  • Perhaps most visibly, the spending freeze at least temporarily slams the brakes on the city’s ambitious plan to purchase property on Canco Road. The City Council in March approved this $3 million plan to consolidate portions of its fire, public services, traffic and trades divisions under one roof at 212 Canco Road, a strategic move that was largely attractive because it would free up city-owned 65 Hanover St. — where two of those divisions are located — to be put on the market for sale. And because of the $85 million mixed-use Midtown project proposed for nearby, the city is betting the sale value of 65 Hanover St. is going to go up significantly in the next year or two. But now that plan is being put on hold, at least until the City Council can give it another review under its current fiscal constraints — a review which could take place as soon as Monday night.

According to Grondin, the city submitted paperwork to the state for GA reimbursements for part of June and July about two months ago, and has yet to hear back what portion of those general assistance costs — if any — the state plans to reimburse. Grondin said the city submitted two versions of the paperwork — one including the amount the city paid to undocumented immigrants, and one leaving that amount out.

212 Canco Road (BDN file photo by Troy R. Bennett)

212 Canco Road (BDN file photo by Troy R. Bennett)

The difference per month is just less than $300,000. That is, the city distributes about $860,000 per month in general assistance aid, and about $560,000 of that is distributed to individuals who are not undocumented immigrants and who undisputedly qualify for it.

So why did the city submit paperwork including a request for reimbursement for general assistance benefits distributed to undocumented immigrants when the city knew the governor would resist — if not refuse — those reimbursements?

Well, I went into great detail about all of the city’s options, as well as the pros and cons of those options, in a previous blog post you can read by clicking here.

In short, because Portland is locked in a court case with the administration over these reimbursements, the city will need a paper trail showing it tried to get those subsidies and, additionally, showing that the administration refused to give them up.

Portland officials say they’re concerned about lawsuits from aggrieved immigrants if they’re refused aid they’re ultimately determined to be entitled to, which is one of the reasons the city is being defiant of LePage’s demands to cut off funding for them.

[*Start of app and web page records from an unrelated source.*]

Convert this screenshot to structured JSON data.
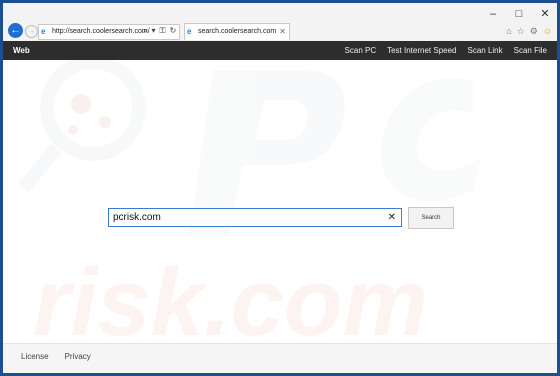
{
  "browser": {
    "address_url": "http://search.coolersearch.com/",
    "tab_title": "search.coolersearch.com",
    "window_controls": [
      "–",
      "□",
      "✕"
    ],
    "icons": [
      "back-arrow-icon",
      "forward-arrow-icon",
      "ie-logo-icon",
      "search-icon",
      "lock-icon",
      "refresh-icon",
      "home-icon",
      "favorites-star-icon",
      "settings-gear-icon",
      "smiley-feedback-icon"
    ]
  },
  "nav": {
    "brand": "Web",
    "links": [
      "Scan PC",
      "Test Internet Speed",
      "Scan Link",
      "Scan File"
    ]
  },
  "search": {
    "value": "pcrisk.com",
    "clear_label": "✕",
    "button_label": "Search"
  },
  "footer": {
    "links": [
      "License",
      "Privacy"
    ]
  },
  "colors": {
    "frame": "#1b4f8f",
    "navbar": "#2d2d2d",
    "search_border": "#3b7bd0"
  }
}
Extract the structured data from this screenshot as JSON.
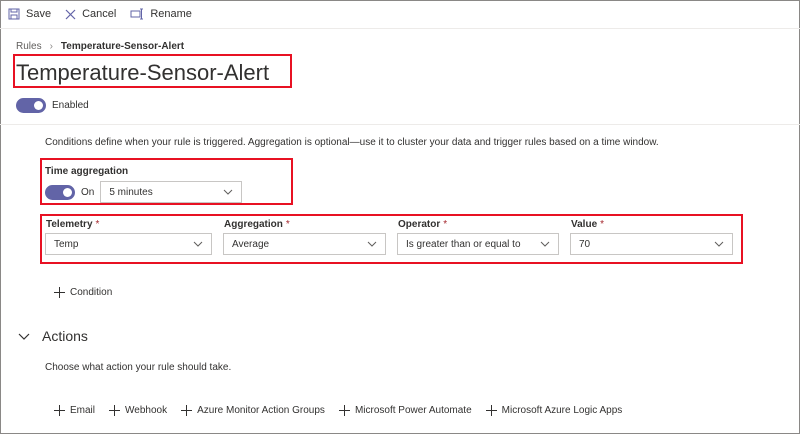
{
  "toolbar": {
    "save_label": "Save",
    "cancel_label": "Cancel",
    "rename_label": "Rename"
  },
  "breadcrumb": {
    "root": "Rules",
    "current": "Temperature-Sensor-Alert"
  },
  "page": {
    "title": "Temperature-Sensor-Alert",
    "enabled_label": "Enabled",
    "enabled": true,
    "description": "Conditions define when your rule is triggered. Aggregation is optional—use it to cluster your data and trigger rules based on a time window."
  },
  "time_aggregation": {
    "label": "Time aggregation",
    "toggle_label": "On",
    "enabled": true,
    "window": "5 minutes"
  },
  "condition": {
    "telemetry_label": "Telemetry",
    "telemetry_value": "Temp",
    "aggregation_label": "Aggregation",
    "aggregation_value": "Average",
    "operator_label": "Operator",
    "operator_value": "Is greater than or equal to",
    "value_label": "Value",
    "value_value": "70",
    "required_marker": "*",
    "add_condition_label": "Condition"
  },
  "actions": {
    "title": "Actions",
    "description": "Choose what action your rule should take.",
    "links": [
      "Email",
      "Webhook",
      "Azure Monitor Action Groups",
      "Microsoft Power Automate",
      "Microsoft Azure Logic Apps"
    ]
  },
  "colors": {
    "accent": "#6264a7",
    "highlight": "#e81123",
    "required": "#a4262c"
  }
}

Portland Mayor Michael Brennan at the East End Community School. (BDN file photo by Troy R. Bennett)

Portland Mayor Michael Brennan at the East End Community School. (BDN file photo by Troy R. Bennett)

“We’re kind of caught in a tough situation in complying with state law and following the court case and then also trying to address the issues that the governor has raised,” Mayor Michael Brennan told CBS 13.

As I wrote in the blog post linked above, if Portland ultimately is left covering all of its own GA distributions going into the future and continues distributing those funds as it currently does, it would trigger a 4.5 percent increase to local property tax rate. That’s another $182 in annual taxes for a home assessed to be worth $200,000, on top of whatever other local school, county or city budget increases come up.

Interestingly, the city’s financial adviser, Joseph Cuetara, also told the council in September that if the city dipped into its fund balance to cover its GA payments and couldn’t legally force the state to hand over reimbursements by the start of the next fiscal year, it would likely cause bond rating agencies to tag Portland with a “negative” outlook or even downgrade the city’s bond rating from AA1 to AA2 or AA-.

That’s important because of Portland’s outsized share of the state’s economy. The Greater Portland metropolitan area accounts for more than half of the Maine economy, so a downgrade of Portland’s bond rating could affect the bond ratings of neighboring communities or even the entire state, Cuetara said.

Seth Koenig

About Seth Koenig

Seth has nearly a decade of professional journalism experience and writes about the greater Portland region.